To do: Copy, from the data below, each line that has the word "Savings".

======== Data supplied ========

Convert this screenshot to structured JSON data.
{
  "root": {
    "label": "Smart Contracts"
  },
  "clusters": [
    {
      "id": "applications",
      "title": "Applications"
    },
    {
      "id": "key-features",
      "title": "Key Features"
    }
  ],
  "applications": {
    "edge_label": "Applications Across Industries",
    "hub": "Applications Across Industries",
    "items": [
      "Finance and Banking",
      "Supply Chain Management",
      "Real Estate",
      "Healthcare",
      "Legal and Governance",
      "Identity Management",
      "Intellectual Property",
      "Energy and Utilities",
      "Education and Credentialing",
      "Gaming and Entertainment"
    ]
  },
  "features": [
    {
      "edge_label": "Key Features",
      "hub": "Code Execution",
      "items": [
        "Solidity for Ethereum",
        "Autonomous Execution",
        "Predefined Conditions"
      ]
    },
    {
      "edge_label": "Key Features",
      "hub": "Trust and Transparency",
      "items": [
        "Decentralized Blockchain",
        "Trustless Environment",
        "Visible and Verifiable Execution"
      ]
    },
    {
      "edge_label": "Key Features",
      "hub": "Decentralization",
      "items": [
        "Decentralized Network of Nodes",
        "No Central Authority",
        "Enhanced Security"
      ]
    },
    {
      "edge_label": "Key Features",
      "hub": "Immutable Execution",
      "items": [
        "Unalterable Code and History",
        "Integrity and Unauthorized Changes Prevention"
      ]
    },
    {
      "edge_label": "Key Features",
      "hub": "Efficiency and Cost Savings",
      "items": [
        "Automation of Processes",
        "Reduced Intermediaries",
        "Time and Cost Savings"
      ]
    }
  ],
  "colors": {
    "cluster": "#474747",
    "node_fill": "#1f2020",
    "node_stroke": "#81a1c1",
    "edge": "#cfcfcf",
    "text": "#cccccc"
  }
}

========

Solution below:
      "hub": "Efficiency and Cost Savings",
        "Time and Cost Savings"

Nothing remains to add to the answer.